Task directions: Return each line in the records below that includes "JSON".

Provided records:
+++++

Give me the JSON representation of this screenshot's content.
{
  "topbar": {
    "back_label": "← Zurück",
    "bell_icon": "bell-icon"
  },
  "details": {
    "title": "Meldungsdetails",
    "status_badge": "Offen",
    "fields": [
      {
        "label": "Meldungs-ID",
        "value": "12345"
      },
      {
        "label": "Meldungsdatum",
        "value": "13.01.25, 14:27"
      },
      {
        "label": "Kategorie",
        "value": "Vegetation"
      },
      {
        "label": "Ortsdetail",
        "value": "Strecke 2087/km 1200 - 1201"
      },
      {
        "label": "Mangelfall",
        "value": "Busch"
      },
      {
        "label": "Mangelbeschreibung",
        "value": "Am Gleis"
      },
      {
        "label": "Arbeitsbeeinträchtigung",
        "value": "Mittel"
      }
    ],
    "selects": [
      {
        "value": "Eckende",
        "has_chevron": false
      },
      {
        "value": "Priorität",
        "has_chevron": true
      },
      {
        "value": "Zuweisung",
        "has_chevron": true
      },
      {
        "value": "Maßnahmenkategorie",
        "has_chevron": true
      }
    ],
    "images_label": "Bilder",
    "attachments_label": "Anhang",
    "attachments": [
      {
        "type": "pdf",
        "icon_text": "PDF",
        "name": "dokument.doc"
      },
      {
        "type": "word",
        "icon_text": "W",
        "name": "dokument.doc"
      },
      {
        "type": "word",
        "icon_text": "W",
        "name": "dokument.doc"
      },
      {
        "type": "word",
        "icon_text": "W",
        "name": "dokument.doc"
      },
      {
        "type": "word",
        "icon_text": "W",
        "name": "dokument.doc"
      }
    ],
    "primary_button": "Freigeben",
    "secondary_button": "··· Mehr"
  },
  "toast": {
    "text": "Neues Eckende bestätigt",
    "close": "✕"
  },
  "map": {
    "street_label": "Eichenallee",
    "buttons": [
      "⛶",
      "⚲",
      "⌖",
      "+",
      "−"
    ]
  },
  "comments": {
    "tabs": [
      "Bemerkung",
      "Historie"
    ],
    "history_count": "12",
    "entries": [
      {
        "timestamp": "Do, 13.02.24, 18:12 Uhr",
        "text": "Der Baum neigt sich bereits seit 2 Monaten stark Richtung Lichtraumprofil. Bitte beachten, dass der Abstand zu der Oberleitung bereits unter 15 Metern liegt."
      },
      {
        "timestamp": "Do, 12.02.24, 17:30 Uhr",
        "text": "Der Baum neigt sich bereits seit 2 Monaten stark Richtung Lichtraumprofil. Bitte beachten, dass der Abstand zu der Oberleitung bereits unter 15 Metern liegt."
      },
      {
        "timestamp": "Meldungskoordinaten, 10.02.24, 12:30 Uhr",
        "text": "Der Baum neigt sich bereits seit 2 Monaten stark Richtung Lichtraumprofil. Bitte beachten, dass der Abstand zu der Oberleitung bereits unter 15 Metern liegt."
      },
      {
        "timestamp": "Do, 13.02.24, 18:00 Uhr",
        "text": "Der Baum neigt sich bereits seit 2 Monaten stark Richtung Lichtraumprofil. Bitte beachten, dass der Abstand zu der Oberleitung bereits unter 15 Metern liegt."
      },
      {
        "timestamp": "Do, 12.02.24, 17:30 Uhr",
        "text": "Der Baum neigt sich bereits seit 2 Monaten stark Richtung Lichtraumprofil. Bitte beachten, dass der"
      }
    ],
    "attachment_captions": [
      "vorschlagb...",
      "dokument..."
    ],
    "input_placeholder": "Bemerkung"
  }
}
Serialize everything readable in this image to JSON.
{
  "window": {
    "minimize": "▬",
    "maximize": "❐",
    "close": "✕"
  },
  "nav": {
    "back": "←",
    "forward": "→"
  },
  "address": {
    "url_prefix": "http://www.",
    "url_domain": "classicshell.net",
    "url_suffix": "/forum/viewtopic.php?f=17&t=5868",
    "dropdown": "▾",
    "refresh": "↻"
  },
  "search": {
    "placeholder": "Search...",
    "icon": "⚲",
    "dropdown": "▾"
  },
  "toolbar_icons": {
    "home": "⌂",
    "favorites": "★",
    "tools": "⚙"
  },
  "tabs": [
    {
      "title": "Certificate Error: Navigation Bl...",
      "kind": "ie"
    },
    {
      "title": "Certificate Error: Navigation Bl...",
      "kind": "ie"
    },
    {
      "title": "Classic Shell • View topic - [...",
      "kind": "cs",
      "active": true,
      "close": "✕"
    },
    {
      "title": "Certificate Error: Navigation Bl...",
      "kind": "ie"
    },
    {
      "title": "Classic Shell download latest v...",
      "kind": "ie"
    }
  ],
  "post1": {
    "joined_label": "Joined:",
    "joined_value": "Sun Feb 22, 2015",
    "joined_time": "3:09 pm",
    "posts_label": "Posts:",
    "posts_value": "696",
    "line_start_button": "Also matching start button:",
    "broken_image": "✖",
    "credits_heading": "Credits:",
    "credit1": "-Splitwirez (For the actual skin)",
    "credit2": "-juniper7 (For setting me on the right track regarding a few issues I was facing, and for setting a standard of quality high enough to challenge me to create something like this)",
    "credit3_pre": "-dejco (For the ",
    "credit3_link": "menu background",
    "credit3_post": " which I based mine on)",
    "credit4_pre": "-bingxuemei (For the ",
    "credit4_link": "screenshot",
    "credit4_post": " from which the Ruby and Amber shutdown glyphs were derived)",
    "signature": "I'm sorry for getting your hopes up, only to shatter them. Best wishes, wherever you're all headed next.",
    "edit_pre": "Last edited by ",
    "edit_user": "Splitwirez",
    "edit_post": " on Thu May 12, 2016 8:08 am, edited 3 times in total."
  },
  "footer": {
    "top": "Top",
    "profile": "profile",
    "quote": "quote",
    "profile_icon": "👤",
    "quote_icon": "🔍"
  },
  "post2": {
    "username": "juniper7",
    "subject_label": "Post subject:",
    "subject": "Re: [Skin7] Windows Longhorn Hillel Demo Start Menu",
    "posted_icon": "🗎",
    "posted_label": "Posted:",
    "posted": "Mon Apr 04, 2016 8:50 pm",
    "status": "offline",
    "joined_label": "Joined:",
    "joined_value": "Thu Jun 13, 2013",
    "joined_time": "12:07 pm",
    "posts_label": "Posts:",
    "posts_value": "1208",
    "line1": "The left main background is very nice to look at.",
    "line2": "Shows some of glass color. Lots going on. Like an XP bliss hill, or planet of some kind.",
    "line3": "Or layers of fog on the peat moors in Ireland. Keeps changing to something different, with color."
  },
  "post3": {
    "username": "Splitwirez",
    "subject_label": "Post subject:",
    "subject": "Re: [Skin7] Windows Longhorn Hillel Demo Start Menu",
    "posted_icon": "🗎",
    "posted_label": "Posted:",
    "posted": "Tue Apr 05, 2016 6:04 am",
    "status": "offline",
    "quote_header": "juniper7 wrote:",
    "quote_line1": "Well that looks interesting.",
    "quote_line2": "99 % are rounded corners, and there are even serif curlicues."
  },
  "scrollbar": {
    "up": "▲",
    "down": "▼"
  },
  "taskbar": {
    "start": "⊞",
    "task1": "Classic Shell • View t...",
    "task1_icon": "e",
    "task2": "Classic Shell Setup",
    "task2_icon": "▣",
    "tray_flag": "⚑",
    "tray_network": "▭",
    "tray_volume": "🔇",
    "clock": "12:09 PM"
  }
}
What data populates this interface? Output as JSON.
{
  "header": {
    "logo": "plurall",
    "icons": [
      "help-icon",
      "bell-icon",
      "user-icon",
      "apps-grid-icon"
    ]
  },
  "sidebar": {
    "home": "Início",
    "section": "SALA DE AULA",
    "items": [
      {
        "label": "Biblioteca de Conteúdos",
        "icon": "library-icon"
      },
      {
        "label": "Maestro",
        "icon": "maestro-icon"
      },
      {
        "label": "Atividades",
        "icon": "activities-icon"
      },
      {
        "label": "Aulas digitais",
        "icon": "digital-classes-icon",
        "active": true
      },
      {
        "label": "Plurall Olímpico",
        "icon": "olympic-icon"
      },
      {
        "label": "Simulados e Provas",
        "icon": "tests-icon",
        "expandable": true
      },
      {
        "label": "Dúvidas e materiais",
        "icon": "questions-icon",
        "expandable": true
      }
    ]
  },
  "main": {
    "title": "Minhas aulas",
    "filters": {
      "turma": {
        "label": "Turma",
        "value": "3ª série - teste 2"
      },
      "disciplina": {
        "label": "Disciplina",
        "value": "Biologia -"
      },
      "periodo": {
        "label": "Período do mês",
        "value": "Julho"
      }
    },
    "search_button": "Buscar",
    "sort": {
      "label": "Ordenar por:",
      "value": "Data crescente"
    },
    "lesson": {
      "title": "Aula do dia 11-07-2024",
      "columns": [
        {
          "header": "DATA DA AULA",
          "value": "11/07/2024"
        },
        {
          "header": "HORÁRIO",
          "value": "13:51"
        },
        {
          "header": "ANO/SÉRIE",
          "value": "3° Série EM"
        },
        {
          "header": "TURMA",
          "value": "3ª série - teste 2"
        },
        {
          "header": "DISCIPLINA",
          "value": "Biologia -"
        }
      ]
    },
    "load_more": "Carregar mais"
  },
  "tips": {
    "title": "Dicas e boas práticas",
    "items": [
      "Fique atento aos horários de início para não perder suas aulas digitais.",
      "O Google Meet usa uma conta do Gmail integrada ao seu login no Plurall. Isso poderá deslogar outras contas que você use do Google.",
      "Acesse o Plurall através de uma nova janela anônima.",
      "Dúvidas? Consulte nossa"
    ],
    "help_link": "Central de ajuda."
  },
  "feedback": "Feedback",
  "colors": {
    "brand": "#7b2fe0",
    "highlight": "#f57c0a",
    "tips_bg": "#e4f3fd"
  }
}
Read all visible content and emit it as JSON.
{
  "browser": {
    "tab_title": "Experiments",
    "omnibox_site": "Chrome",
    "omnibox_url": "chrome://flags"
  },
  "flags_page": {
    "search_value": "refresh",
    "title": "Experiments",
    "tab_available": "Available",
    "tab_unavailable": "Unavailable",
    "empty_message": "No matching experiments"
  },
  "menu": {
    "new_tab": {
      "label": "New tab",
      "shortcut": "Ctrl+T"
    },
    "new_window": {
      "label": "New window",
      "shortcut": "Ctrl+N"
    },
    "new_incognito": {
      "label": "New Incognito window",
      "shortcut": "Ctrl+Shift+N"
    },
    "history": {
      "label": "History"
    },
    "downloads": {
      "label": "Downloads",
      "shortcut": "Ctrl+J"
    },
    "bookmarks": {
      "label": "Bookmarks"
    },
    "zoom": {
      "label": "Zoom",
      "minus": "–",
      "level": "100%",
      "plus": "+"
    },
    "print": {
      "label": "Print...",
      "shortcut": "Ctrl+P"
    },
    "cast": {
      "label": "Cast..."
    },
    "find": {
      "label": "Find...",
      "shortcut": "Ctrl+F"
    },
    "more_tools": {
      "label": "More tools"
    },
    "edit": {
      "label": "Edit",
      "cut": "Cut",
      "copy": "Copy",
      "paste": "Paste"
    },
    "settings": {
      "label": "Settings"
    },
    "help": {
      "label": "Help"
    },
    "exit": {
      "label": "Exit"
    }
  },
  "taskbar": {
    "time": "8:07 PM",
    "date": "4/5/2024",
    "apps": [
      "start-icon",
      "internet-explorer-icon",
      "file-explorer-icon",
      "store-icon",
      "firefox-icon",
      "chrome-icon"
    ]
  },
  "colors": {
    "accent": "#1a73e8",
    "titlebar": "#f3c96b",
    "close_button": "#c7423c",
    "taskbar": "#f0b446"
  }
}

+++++

Solution below:
Give me the JSON representation of this screenshot's content.
Serialize everything readable in this image to JSON.
What data populates this interface? Output as JSON.
Read all visible content and emit it as JSON.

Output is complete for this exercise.